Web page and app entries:
+ + + + + + +

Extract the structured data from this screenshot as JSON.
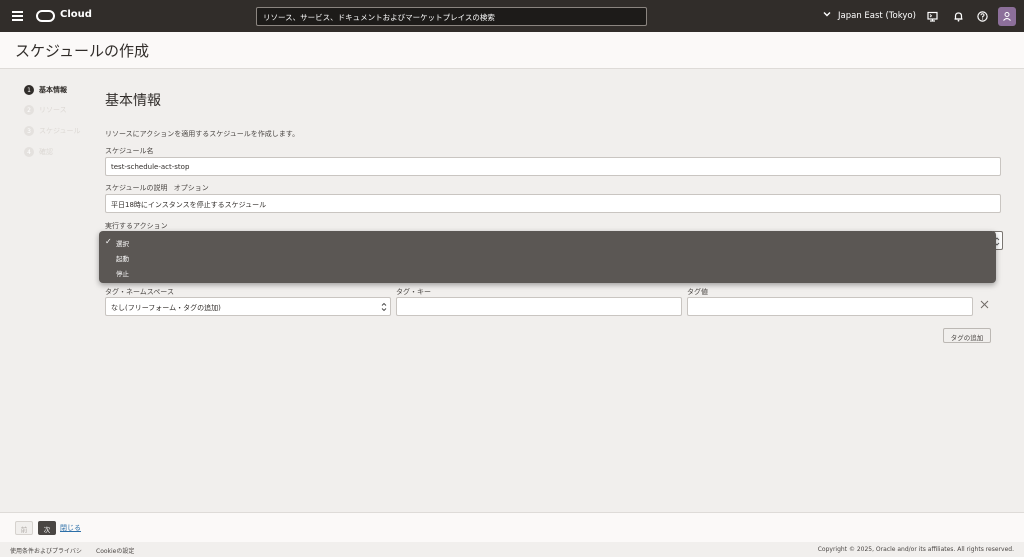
{
  "header": {
    "brand": "Cloud",
    "search_text": "リソース、サービス、ドキュメントおよびマーケットプレイスの検索",
    "region": "Japan East (Tokyo)"
  },
  "page": {
    "title": "スケジュールの作成"
  },
  "steps": [
    {
      "num": "1",
      "label": "基本情報",
      "active": true
    },
    {
      "num": "2",
      "label": "リソース",
      "active": false
    },
    {
      "num": "3",
      "label": "スケジュール",
      "active": false
    },
    {
      "num": "4",
      "label": "確認",
      "active": false
    }
  ],
  "form": {
    "section_title": "基本情報",
    "description": "リソースにアクションを適用するスケジュールを作成します。",
    "name_label": "スケジュール名",
    "name_value": "test-schedule-act-stop",
    "desc_label": "スケジュールの説明",
    "desc_optional": "オプション",
    "desc_value": "平日18時にインスタンスを停止するスケジュール",
    "action_label": "実行するアクション",
    "action_options": [
      "選択",
      "起動",
      "停止"
    ],
    "action_selected": "選択",
    "tag_namespace_label": "タグ・ネームスペース",
    "tag_namespace_value": "なし(フリーフォーム・タグの追加)",
    "tag_key_label": "タグ・キー",
    "tag_value_label": "タグ値",
    "add_tag_label": "タグの追加"
  },
  "footer": {
    "prev_label": "前",
    "next_label": "次",
    "close_label": "閉じる"
  },
  "legal": {
    "terms": "使用条件およびプライバシ",
    "cookies": "Cookieの設定",
    "copyright": "Copyright © 2025, Oracle and/or its affiliates. All rights reserved."
  }
}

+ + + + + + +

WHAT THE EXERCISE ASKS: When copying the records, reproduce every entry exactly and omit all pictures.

TASK RESULT:
Extract the structured data from this screenshot as JSON.
{
  "header": {
    "brand": "Cloud",
    "search_text": "リソース、サービス、ドキュメントおよびマーケットプレイスの検索",
    "region": "Japan East (Tokyo)"
  },
  "page": {
    "title": "スケジュールの作成"
  },
  "steps": [
    {
      "num": "1",
      "label": "基本情報",
      "active": true
    },
    {
      "num": "2",
      "label": "リソース",
      "active": false
    },
    {
      "num": "3",
      "label": "スケジュール",
      "active": false
    },
    {
      "num": "4",
      "label": "確認",
      "active": false
    }
  ],
  "form": {
    "section_title": "基本情報",
    "description": "リソースにアクションを適用するスケジュールを作成します。",
    "name_label": "スケジュール名",
    "name_value": "test-schedule-act-stop",
    "desc_label": "スケジュールの説明",
    "desc_optional": "オプション",
    "desc_value": "平日18時にインスタンスを停止するスケジュール",
    "action_label": "実行するアクション",
    "action_options": [
      "選択",
      "起動",
      "停止"
    ],
    "action_selected": "選択",
    "tag_namespace_label": "タグ・ネームスペース",
    "tag_namespace_value": "なし(フリーフォーム・タグの追加)",
    "tag_key_label": "タグ・キー",
    "tag_value_label": "タグ値",
    "add_tag_label": "タグの追加"
  },
  "footer": {
    "prev_label": "前",
    "next_label": "次",
    "close_label": "閉じる"
  },
  "legal": {
    "terms": "使用条件およびプライバシ",
    "cookies": "Cookieの設定",
    "copyright": "Copyright © 2025, Oracle and/or its affiliates. All rights reserved."
  }
}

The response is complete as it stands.